= HOW TO COMPLETE THIS TASK =
Please copy each line of the listing below in which the word "ubnt" appears.

TASK MATERIAL: Begin

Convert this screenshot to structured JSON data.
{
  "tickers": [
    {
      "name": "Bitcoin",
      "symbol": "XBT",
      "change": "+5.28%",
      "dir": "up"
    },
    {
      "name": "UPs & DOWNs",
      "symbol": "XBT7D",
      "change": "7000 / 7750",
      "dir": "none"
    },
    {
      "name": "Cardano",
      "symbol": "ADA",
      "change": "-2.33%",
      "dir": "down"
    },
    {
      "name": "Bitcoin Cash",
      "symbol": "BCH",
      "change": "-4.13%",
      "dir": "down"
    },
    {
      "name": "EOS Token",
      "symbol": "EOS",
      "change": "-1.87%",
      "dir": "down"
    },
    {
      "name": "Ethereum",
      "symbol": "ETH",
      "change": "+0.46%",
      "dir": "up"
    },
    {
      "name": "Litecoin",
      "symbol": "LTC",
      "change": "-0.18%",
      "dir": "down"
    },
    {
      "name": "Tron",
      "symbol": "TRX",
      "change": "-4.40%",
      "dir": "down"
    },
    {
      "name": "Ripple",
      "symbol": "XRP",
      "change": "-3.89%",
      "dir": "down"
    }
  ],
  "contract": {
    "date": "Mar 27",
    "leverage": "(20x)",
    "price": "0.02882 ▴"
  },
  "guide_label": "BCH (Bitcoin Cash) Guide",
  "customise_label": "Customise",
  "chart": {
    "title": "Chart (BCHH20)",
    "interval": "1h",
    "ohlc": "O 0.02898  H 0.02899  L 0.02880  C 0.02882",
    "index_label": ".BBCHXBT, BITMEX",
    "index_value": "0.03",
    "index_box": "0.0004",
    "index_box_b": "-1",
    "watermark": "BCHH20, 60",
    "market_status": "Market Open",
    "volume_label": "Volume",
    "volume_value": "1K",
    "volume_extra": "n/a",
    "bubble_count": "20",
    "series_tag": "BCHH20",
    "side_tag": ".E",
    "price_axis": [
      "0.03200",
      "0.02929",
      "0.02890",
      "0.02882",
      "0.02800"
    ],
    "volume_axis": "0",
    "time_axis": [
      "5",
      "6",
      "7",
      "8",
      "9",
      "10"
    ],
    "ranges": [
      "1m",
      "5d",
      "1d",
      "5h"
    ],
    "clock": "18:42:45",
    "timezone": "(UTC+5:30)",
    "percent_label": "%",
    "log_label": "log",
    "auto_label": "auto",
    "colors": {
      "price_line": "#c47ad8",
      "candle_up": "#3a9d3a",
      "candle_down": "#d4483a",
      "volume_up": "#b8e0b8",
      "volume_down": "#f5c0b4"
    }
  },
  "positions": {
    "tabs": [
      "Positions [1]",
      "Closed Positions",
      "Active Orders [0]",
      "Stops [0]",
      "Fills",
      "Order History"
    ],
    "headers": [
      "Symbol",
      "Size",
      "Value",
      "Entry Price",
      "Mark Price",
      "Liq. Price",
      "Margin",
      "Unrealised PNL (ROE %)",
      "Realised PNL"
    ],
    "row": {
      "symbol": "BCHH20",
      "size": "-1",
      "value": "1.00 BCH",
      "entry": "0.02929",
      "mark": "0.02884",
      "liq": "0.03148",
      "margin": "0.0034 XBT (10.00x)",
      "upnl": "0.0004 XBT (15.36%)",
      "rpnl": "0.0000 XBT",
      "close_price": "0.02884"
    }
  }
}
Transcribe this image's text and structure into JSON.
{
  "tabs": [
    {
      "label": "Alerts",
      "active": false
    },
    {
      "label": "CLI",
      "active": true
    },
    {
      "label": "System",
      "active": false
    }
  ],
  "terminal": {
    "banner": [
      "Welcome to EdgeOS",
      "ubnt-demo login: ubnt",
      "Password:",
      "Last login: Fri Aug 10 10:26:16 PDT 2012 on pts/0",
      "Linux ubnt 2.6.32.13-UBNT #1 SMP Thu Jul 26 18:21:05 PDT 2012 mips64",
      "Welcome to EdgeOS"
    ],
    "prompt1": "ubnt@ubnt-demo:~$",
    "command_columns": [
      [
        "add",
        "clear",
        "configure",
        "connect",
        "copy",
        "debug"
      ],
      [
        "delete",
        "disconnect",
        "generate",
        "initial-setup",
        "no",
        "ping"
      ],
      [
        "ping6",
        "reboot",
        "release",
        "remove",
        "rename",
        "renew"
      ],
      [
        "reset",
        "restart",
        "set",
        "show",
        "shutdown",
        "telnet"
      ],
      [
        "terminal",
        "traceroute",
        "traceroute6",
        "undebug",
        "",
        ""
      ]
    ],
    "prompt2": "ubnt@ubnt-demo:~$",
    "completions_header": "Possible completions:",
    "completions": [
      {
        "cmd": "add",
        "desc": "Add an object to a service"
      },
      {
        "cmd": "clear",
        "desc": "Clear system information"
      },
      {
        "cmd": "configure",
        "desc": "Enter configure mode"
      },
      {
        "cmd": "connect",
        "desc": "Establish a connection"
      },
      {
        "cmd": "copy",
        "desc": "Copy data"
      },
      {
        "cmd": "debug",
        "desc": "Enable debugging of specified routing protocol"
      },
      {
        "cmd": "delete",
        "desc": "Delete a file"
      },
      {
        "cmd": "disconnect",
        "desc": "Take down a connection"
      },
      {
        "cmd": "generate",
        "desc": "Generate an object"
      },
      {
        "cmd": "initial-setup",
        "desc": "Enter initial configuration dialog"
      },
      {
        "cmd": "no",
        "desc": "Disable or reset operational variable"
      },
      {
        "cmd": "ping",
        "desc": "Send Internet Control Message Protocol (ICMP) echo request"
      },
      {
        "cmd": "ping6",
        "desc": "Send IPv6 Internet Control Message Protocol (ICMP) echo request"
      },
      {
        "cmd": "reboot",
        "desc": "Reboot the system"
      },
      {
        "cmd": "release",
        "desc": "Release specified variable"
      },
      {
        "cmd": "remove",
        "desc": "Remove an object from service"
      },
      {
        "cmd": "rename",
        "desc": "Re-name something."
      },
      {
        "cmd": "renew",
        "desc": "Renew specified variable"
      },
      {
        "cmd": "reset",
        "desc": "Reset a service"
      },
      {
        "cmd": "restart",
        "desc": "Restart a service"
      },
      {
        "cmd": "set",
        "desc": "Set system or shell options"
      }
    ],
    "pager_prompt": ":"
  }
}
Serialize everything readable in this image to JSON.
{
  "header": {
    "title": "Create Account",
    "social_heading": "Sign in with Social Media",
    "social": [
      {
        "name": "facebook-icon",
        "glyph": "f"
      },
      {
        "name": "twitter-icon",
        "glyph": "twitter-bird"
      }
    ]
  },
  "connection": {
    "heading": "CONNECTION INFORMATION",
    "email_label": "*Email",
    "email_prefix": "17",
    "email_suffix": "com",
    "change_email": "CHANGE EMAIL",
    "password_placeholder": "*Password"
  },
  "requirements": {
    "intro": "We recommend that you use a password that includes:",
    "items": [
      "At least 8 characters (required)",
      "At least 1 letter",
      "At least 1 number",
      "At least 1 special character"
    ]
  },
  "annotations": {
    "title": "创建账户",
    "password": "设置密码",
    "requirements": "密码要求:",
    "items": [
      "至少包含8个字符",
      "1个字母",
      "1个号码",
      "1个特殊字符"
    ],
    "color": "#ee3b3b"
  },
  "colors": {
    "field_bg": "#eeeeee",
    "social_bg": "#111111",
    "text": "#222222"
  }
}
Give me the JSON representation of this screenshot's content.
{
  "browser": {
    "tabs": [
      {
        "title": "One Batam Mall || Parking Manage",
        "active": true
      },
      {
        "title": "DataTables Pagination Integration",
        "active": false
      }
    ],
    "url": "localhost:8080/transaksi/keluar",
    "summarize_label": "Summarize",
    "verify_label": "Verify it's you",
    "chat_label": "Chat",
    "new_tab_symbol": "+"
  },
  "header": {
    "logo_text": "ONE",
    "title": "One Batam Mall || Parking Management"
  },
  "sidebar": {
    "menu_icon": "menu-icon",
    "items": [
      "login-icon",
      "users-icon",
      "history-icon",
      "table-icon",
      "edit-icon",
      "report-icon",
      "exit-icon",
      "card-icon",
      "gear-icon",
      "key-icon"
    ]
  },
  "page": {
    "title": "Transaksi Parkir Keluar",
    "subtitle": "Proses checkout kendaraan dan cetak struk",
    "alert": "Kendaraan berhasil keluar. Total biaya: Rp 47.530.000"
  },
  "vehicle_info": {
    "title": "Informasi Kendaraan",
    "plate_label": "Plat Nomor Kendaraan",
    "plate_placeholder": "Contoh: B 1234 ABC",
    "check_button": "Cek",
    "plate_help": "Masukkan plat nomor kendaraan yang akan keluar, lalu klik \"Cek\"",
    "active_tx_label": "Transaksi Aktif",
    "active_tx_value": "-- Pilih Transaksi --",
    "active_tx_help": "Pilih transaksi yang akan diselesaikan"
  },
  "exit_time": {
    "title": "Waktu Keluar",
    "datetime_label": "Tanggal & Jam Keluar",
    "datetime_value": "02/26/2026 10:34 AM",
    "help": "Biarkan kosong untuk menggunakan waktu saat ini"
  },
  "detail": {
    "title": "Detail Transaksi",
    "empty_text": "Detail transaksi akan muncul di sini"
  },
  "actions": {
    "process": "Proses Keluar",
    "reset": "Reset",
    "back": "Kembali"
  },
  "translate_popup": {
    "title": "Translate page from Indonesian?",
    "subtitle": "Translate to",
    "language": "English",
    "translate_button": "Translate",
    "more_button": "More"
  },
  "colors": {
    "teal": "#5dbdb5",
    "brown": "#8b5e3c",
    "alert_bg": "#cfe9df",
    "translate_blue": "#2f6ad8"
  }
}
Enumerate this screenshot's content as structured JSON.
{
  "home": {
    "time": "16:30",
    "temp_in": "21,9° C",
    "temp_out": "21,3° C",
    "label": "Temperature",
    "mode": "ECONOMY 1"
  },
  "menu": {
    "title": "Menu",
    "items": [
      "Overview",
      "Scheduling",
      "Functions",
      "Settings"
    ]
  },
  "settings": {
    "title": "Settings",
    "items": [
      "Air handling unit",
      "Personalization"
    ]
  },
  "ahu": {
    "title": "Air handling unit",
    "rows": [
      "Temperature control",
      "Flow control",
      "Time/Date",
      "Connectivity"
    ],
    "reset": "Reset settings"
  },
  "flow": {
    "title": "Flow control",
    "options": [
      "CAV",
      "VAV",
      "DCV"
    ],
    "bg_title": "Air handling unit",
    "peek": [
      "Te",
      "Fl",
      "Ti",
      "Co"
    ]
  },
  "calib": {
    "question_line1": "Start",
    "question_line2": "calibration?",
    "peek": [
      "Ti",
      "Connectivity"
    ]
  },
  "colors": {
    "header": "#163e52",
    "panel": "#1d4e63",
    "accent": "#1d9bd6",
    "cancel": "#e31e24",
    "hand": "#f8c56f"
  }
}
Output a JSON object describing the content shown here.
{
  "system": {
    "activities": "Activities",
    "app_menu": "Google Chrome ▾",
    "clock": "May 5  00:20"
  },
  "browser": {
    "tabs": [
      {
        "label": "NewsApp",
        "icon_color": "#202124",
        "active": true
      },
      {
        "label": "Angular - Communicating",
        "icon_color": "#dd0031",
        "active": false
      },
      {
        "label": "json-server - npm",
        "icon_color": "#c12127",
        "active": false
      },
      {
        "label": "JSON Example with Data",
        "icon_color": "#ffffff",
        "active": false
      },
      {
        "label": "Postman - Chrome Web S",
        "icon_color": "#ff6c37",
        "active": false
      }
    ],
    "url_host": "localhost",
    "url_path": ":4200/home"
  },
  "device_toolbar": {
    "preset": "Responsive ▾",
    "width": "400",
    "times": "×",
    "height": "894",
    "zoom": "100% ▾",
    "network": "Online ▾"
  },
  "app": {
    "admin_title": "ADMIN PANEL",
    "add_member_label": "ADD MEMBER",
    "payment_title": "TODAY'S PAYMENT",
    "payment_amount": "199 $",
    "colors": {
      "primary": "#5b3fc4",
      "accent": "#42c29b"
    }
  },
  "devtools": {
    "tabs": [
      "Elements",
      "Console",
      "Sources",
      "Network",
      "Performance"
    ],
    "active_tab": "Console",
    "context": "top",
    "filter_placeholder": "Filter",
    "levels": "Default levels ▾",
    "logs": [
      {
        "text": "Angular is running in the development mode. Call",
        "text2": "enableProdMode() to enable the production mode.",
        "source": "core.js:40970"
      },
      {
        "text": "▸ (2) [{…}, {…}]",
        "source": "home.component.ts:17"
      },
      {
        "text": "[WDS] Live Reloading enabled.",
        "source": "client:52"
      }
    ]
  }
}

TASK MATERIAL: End

= SOLUTION BELOW =
      "ubnt-demo login: ubnt",
      "Linux ubnt 2.6.32.13-UBNT #1 SMP Thu Jul 26 18:21:05 PDT 2012 mips64",
    "prompt1": "ubnt@ubnt-demo:~$",
    "prompt2": "ubnt@ubnt-demo:~$",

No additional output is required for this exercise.